As Philadelphia marinated last week in a stew of heat and humidity, virtually every one of the city's 70 pools was open, to the delight and relief of many residents, especially our youngest. Two facilities were closed, but that was due to pump problems. They're scheduled to reopen shortly.
This wet, felicitous outcome is all the more remarkable considering that when the economy cratered three years ago, some civic leaders advocated closing all pools.
Today, a year after the arranged marriage of parks and rec, the merged department provides more activities: a park system teeming with programs, and 140 low-cost or free camps serving 7,000 children, keeping them active and occupied 30 hours each week, providing 1,670 paid summer jobs for teenagers and young adults. Lifeguard pay starts at $12 an hour.

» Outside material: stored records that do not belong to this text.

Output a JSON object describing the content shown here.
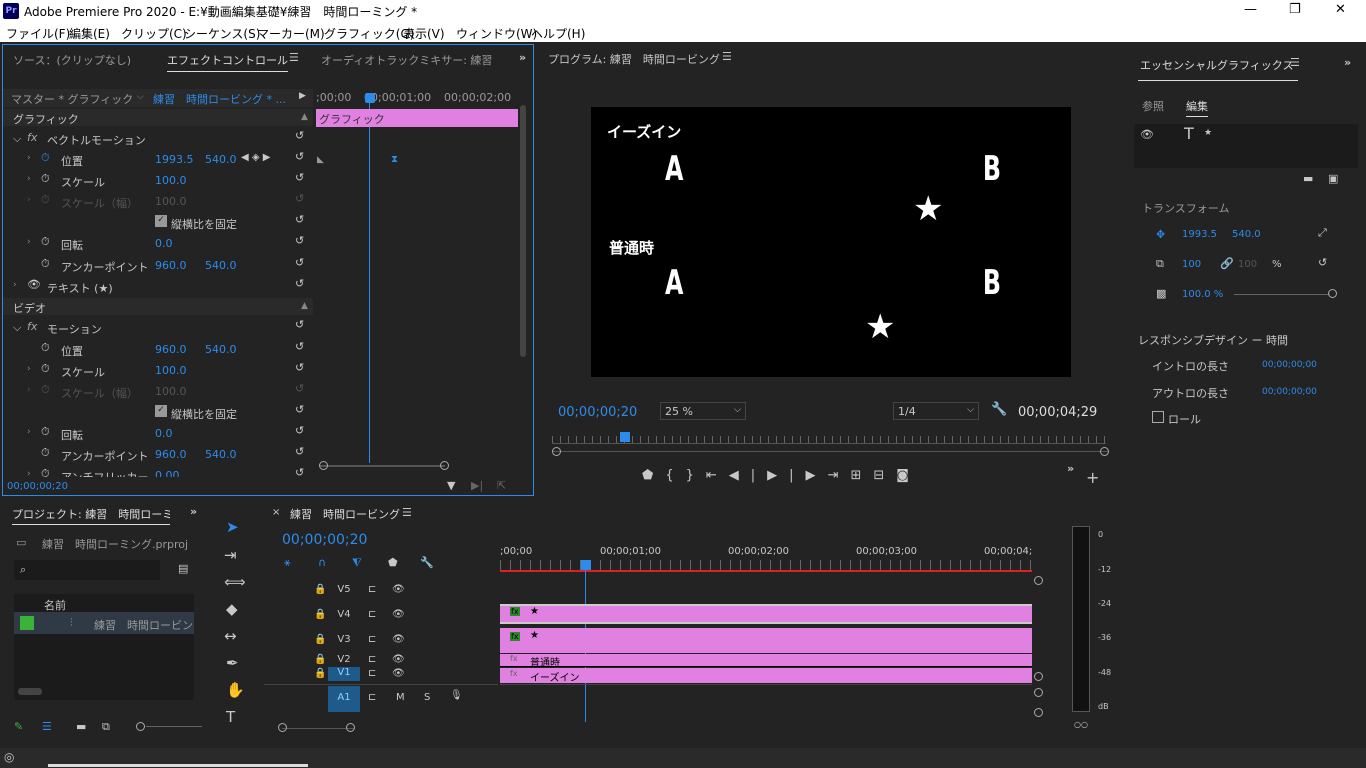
{
  "app": {
    "title": "Adobe Premiere Pro 2020 - E:¥動画編集基礎¥練習　時間ローミング *",
    "icon": "Pr"
  },
  "menu": [
    "ファイル(F)",
    "編集(E)",
    "クリップ(C)",
    "シーケンス(S)",
    "マーカー(M)",
    "グラフィック(G)",
    "表示(V)",
    "ウィンドウ(W)",
    "ヘルプ(H)"
  ],
  "effect_panel": {
    "tabs": [
      "ソース：(クリップなし)",
      "エフェクトコントロール",
      "オーディオトラックミキサー: 練習"
    ],
    "master_label": "マスター * グラフィック",
    "seq_label": "練習　時間ロービング * ...",
    "ruler": [
      ";00;00",
      "00;00;01;00",
      "00;00;02;00"
    ],
    "clip_label": "グラフィック",
    "section_graphic": "グラフィック",
    "vector_motion": "ベクトルモーション",
    "rows": [
      {
        "label": "位置",
        "v1": "1993.5",
        "v2": "540.0"
      },
      {
        "label": "スケール",
        "v1": "100.0"
      },
      {
        "label": "スケール（幅）",
        "v1": "100.0"
      },
      {
        "label": "縦横比を固定"
      },
      {
        "label": "回転",
        "v1": "0.0"
      },
      {
        "label": "アンカーポイント",
        "v1": "960.0",
        "v2": "540.0"
      }
    ],
    "text_layer": "テキスト (★)",
    "section_video": "ビデオ",
    "motion": "モーション",
    "rows2": [
      {
        "label": "位置",
        "v1": "960.0",
        "v2": "540.0"
      },
      {
        "label": "スケール",
        "v1": "100.0"
      },
      {
        "label": "スケール（幅）",
        "v1": "100.0"
      },
      {
        "label": "縦横比を固定"
      },
      {
        "label": "回転",
        "v1": "0.0"
      },
      {
        "label": "アンカーポイント",
        "v1": "960.0",
        "v2": "540.0"
      },
      {
        "label": "アンチフリッカー",
        "v1": "0.00"
      }
    ],
    "timecode": "00;00;00;20"
  },
  "program": {
    "title": "プログラム: 練習　時間ロービング",
    "text_ease": "イーズイン",
    "text_normal": "普通時",
    "A": "A",
    "B": "B",
    "star": "★",
    "timecode": "00;00;00;20",
    "zoom": "25 %",
    "quality": "1/4",
    "duration": "00;00;04;29"
  },
  "essential": {
    "title": "エッセンシャルグラフィックス",
    "tab_browse": "参照",
    "tab_edit": "編集",
    "transform": "トランスフォーム",
    "pos1": "1993.5",
    "pos2": "540.0",
    "scale": "100",
    "scale2": "100",
    "pct": "%",
    "opacity": "100.0 %",
    "responsive": "レスポンシブデザイン ー 時間",
    "intro": "イントロの長さ",
    "intro_val": "00;00;00;00",
    "outro": "アウトロの長さ",
    "outro_val": "00;00;00;00",
    "roll": "ロール"
  },
  "project": {
    "title": "プロジェクト: 練習　時間ローミ",
    "file": "練習　時間ローミング.prproj",
    "col_name": "名前",
    "item": "練習　時間ロービング"
  },
  "timeline": {
    "title": "練習　時間ロービング",
    "timecode": "00;00;00;20",
    "ruler": [
      ";00;00",
      "00;00;01;00",
      "00;00;02;00",
      "00;00;03;00",
      "00;00;04;"
    ],
    "tracks": [
      "V5",
      "V4",
      "V3",
      "V2",
      "V1",
      "A1"
    ],
    "clip_v4": "★",
    "clip_v3": "★",
    "clip_v2": "普通時",
    "clip_v1": "イーズイン",
    "m": "M",
    "s": "S"
  },
  "meter": {
    "labels": [
      "0",
      "-12",
      "-24",
      "-36",
      "-48",
      "dB"
    ]
  }
}
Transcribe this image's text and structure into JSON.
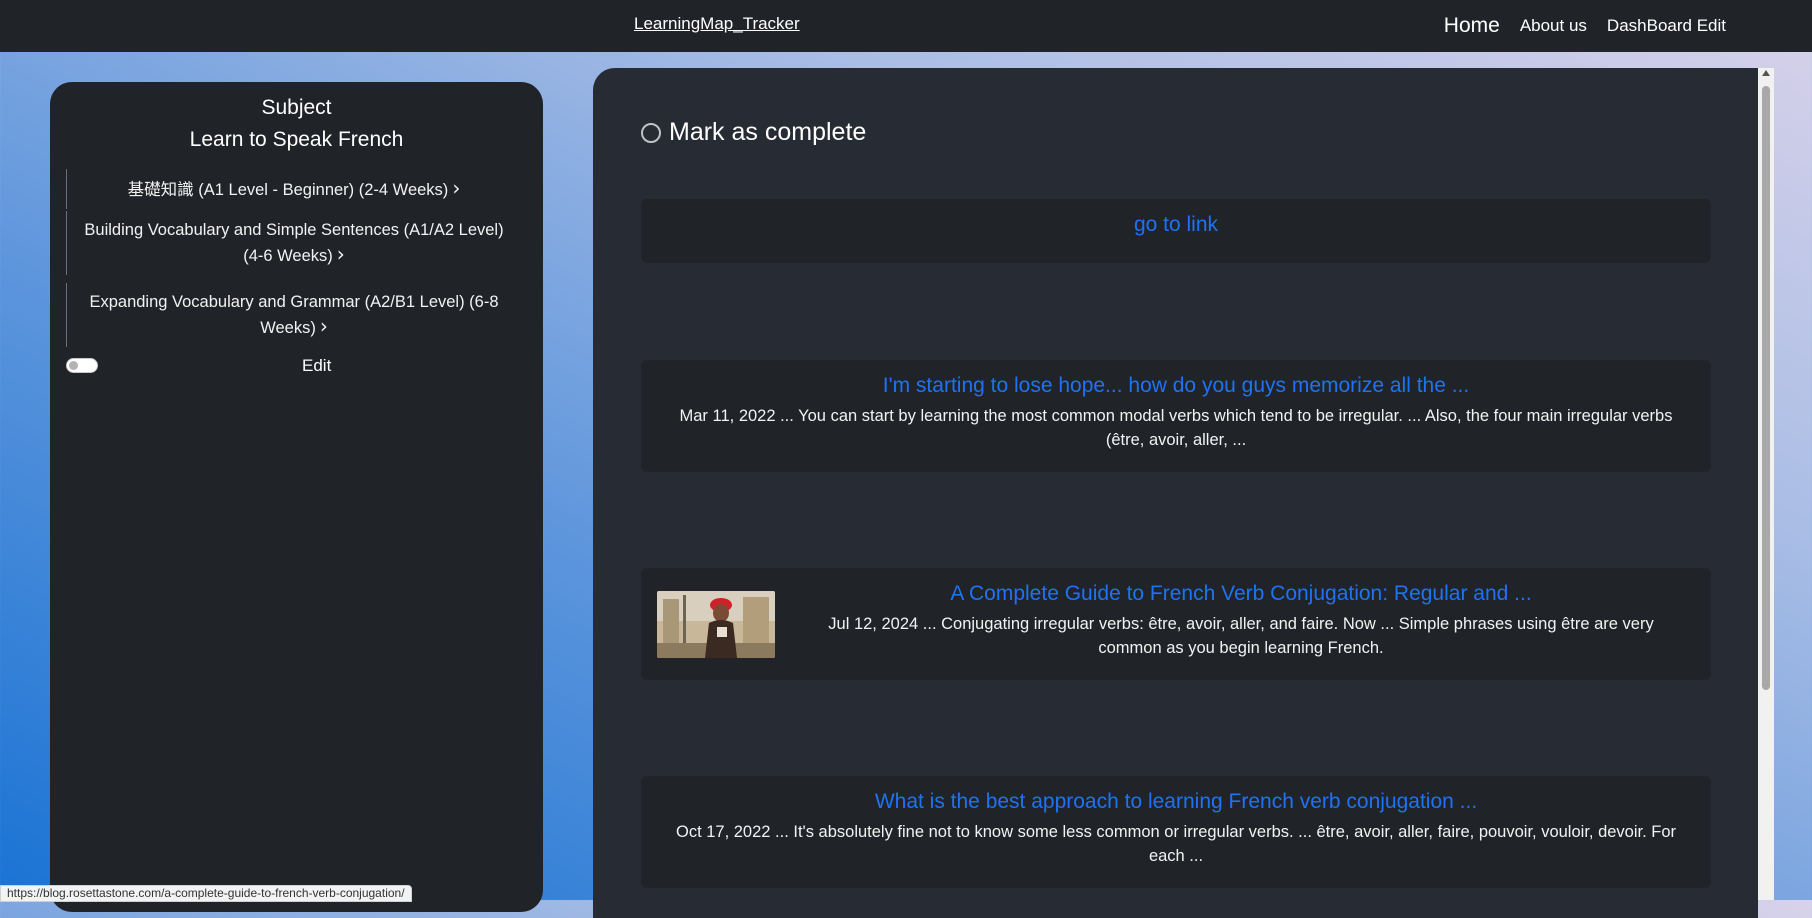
{
  "header": {
    "brand": "LearningMap_Tracker",
    "nav": [
      {
        "label": "Home"
      },
      {
        "label": "About us"
      },
      {
        "label": "DashBoard Edit"
      }
    ]
  },
  "sidebar": {
    "subject_label": "Subject",
    "subject_title": "Learn to Speak French",
    "items": [
      {
        "label": "基礎知識 (A1 Level - Beginner) (2-4 Weeks)"
      },
      {
        "label": "Building Vocabulary and Simple Sentences (A1/A2 Level) (4-6 Weeks)"
      },
      {
        "label": "Expanding Vocabulary and Grammar (A2/B1 Level) (6-8 Weeks)"
      }
    ],
    "edit_label": "Edit",
    "edit_enabled": false
  },
  "main": {
    "complete_label": "Mark as complete",
    "go_link_label": "go to link",
    "results": [
      {
        "title": "I'm starting to lose hope... how do you guys memorize all the ...",
        "snippet": "Mar 11, 2022 ... You can start by learning the most common modal verbs which tend to be irregular. ... Also, the four main irregular verbs (être, avoir, aller, ..."
      },
      {
        "title": "A Complete Guide to French Verb Conjugation: Regular and ...",
        "snippet": "Jul 12, 2024 ... Conjugating irregular verbs: être, avoir, aller, and faire. Now ... Simple phrases using être are very common as you begin learning French.",
        "has_thumbnail": true
      },
      {
        "title": "What is the best approach to learning French verb conjugation ...",
        "snippet": "Oct 17, 2022 ... It's absolutely fine not to know some less common or irregular verbs. ... être, avoir, aller, faire, pouvoir, vouloir, devoir. For each ..."
      }
    ]
  },
  "status_bar": {
    "hover_url": "https://blog.rosettastone.com/a-complete-guide-to-french-verb-conjugation/"
  },
  "colors": {
    "link": "#1e73f5",
    "panel": "#202328",
    "main_panel": "#272b33"
  }
}
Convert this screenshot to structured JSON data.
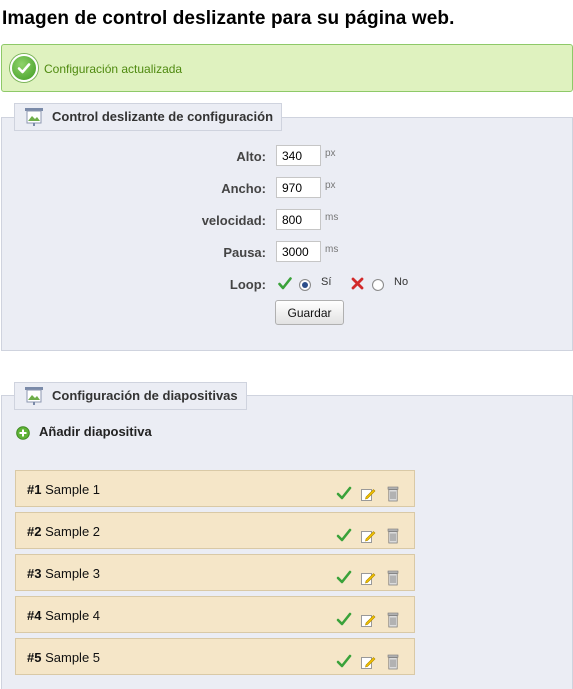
{
  "page": {
    "title": "Imagen de control deslizante para su página web."
  },
  "confirmation": {
    "text": "Configuración actualizada",
    "icon": "check-circle-icon",
    "color": "#4f8a10"
  },
  "slider_config": {
    "legend": "Control deslizante de configuración",
    "height": {
      "label": "Alto:",
      "value": "340",
      "unit": "px"
    },
    "width": {
      "label": "Ancho:",
      "value": "970",
      "unit": "px"
    },
    "speed": {
      "label": "velocidad:",
      "value": "800",
      "unit": "ms"
    },
    "pause": {
      "label": "Pausa:",
      "value": "3000",
      "unit": "ms"
    },
    "loop": {
      "label": "Loop:",
      "yes": "Sí",
      "no": "No",
      "selected": "yes"
    },
    "save_button": "Guardar"
  },
  "slides_config": {
    "legend": "Configuración de diapositivas",
    "add_label": "Añadir diapositiva",
    "slides": [
      {
        "num": "#1",
        "title": "Sample 1"
      },
      {
        "num": "#2",
        "title": "Sample 2"
      },
      {
        "num": "#3",
        "title": "Sample 3"
      },
      {
        "num": "#4",
        "title": "Sample 4"
      },
      {
        "num": "#5",
        "title": "Sample 5"
      }
    ]
  }
}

The success is all the more remarkable given that department funding was slashed by almost a quarter.
Much of this success is due to parks and rec's visionary and charismatic commissioner, Michael DiBerardinis, chief of the Recreation Department under Mayor Ed Rendell, who helped raise $600,000 from private donors to keep all the pools open.
He speaks of being "clever on how you spend your money." Managers were granted more autonomy, while the department developed a huge network of neighborhood volunteers and private-public partnerships for the 152 rec centers.
"How do you help kids develop out of school? Our goals are helping kids have fun and be successful," DiBerardinis says. "We're building a competitive, green, and sustainable city while connecting to citizens in a very deep way."
For many residents, some of the happiest experiences and profound memories are forged at playgrounds and parks. An active parks and rec system is a wise investment, making citizens, especially children, safer, healthier, active, and engaged.
Vare Rec in South Philadelphia is one such success story. The square-block center at 26th and Morris was long a white bastion. "This place was a war zone, with Vare seen as a private country club for a certain type of resident," says gruff, generous advisory council leader Jim Helman.
The building is a few years shy of a century old and looks it, home to three day camps, two gyms, an exercise room, a computer lab, and music and sewing programs, all free or close to it. The large field is a wreck, more dirt than grass due to constant use. On many summer days, 2,000 residents visit Vare.
Whenever money is needed, the small, active advisory council digs into its pockets and donates to camp scholarships, trophies, whatever.
The summer basketball league is immense, 214 players, 20 teams in all, some from schools and rival factions that have a long history of not playing well together. The athletes are ages 16 to 24, the time when young men are most at risk for criminal activity. Many nights there's a succession of three or four games, with 300 people or more attending.
"The stands are packed. It's the number-one social activity in the neighborhood," says Vare manager Bill Powell, standing near the pool brimming with children.
Pools are much more than water, and rec centers far more than fun.
"We want to play a vital role in the future prosperity of this city while building a vital community life," DiBerardinis says. "We're always trying to engage citizens in a new way," though the old ways, like summer camp, basketball, and pools, appear to be working exceptionally as well.
Contact columnist Karen Heller at 215-854-2586, firstname.lastname@example.org, or @kheller on Twitter. Read her past columns at www.philly.com/KarenHeller